Written by William Bryant Rozier
The Oxford Community Association is set within the boundary lines south of Pontiac St., West of Anthony Blvd., North of Rudisill Blvd., and East of Lafayette St.
The Oxford Association building sits at 1421 Oxford St., directly across from that new gas station at Holton Ave. and Oxford, an indisputable and insurmountable fact the association members don’t want in their history books. It’s another gas station.
Think about it…somebody had to take note of it in an association’s minutes for a board meeting at least once, so it’s become lore. Any forward-walking, heads-up person leaving 1421 Oxford Street will, at a minimum, glance it, so it’s unavoidable.
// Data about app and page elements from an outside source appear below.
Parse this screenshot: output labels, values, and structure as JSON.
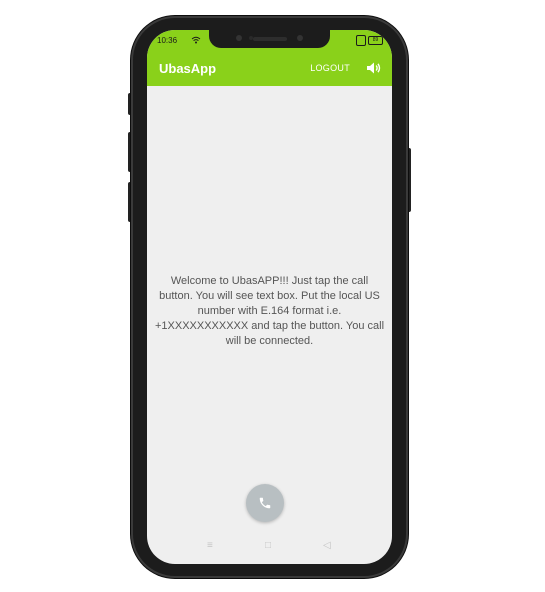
{
  "statusbar": {
    "time": "10:36",
    "battery": "89"
  },
  "appbar": {
    "title": "UbasApp",
    "logout_label": "LOGOUT",
    "sound_icon": "volume-icon"
  },
  "main": {
    "welcome_text": "Welcome to UbasAPP!!! Just tap the call button. You will see text box. Put the local US number with E.164 format i.e. +1XXXXXXXXXXX and tap the button. You call will be connected.",
    "call_icon": "phone-icon"
  },
  "navbar": {
    "menu_icon": "≡",
    "home_icon": "□",
    "back_icon": "◁"
  },
  "colors": {
    "accent": "#8ad11a",
    "fab": "#b8bfc2",
    "background": "#efefef",
    "text": "#555555"
  }
}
It’s alright though. Things are poppin’. Fort Wayne has over 400 community associations, but only about 200 of them are active, according to Oxford Community Association Trustee Diane Rogers. Oxford Community Association is one of the alive ones.
The colors on the signage are faded, but as of April 26, 2018, the association has been awarded a commercial facade grant from the city to make it sing like Aretha.
The fire hydrants out front and down the street in both directions have recently been repainted by the Oxford neighborhood kids with a fresher coat of yellow. The re-painting and trash collecting was part of the association’s efforts to remove blight, bring new life, and empower future impacters on deck.
“We want to start teaching our kids to be an inspiration for other children,” said Oxford Community Association Trustee Diane Rogers, and “try to motivate them for the purpose of living.” And hopefully their community trash pick-up will translate to helping mom out more.
Awareness is also a lesson learned. One of the Oxford kids, Williams, ventured into a board meeting through an open front door he felt comfortable enough, and at home enough, to enter. He asked what was happening and was told. “That’s what we want for all of our children,” Rogers said.
Four of the Oxford kids (William Holley Jr., Naima Esters, I’jan-aiya James, and David Hunter) recently received an Academic Encouragement Award from the Wayne Township Trustee’s office. The award was created by Trustee Richard A. Stevenson Sr. The four children received the awards for their repainting work and their assistance with the 2017-18 Great American Cleanup. They received a certificate and computer tablets.
The Oxford Association is building a youth council to find “brilliant kids,” Rogers said, to lead others and pass down social responsibility.
According to Rogers, more home owners lived in the neighborhood when the association started, so their focus was more concentrated, but the neighborhood now includes more rentals, replete with a diverse population that includes residents from Myanmar.
So the association has to change with it and that includes partnering with the Vincent Village/Vincent House reclamation project that is building new homes in the Renaissance Pointe YMCA area. Some of the Vincent Village’s homes will be constructed in the Oxford Association neighborhood.
More homes mean more diverse families, with specific needs that didn’t exist when the association started.
So, “there’s no sense to create new programs when there are already programs [in existence], run by experts at what they do,” Rogers said. Not wanting to reinvent the wheel, the Oxford Association will use the building at 1421 Oxford as a hub for neighboring community associations, for programs already in existence, and “to bring the community knowledge of what they need to do achieve their dreams,” Rogers said.
The creation of the hub, according to Rogers, is to have a ripple effect, extending education, knowledge, trust, training and whatever else is needed, like a health fair or a training facility in the community room.
Fort Wayne UNITED, the mayoral initiative that advocates for black fathers, brothers, and sons, have begun talks with the Oxford Association about future collaborations, and the City of Fort Wayne will be partnering with the association on new projects in the future.
“Hope with action and accountability. I know that’s what Mary Morris wanted,” said Rogers, about the late founder of the Oxford Community Association. Morris’ legacy was recently honored on August 8, 2018 when the Fort Wayne Housing Authority recognized all of her work with the agency.
The resource center over at the McCormick Community Department was renamed after Mary Morris in a ceremony. Morris helped stabilize her community by finding new ways for struggling citizens to become homeowners.
And, Rogers said, “our current neighborhood president Charlene Jones is actually fulfilling some of those dreams today.”
The Oxford Community Association is raising funds through a capital campaign for renovations needed at the Oxford Community Association building. To donate, hit up their Facebook page (Oxford Community Association) for an informational video and a link to their GoFundMe page.
For more information about the Oxford Community Association, contact trustee Diane Rogers at 260.418.2316 or president Charlene Jones at 260.348.9405.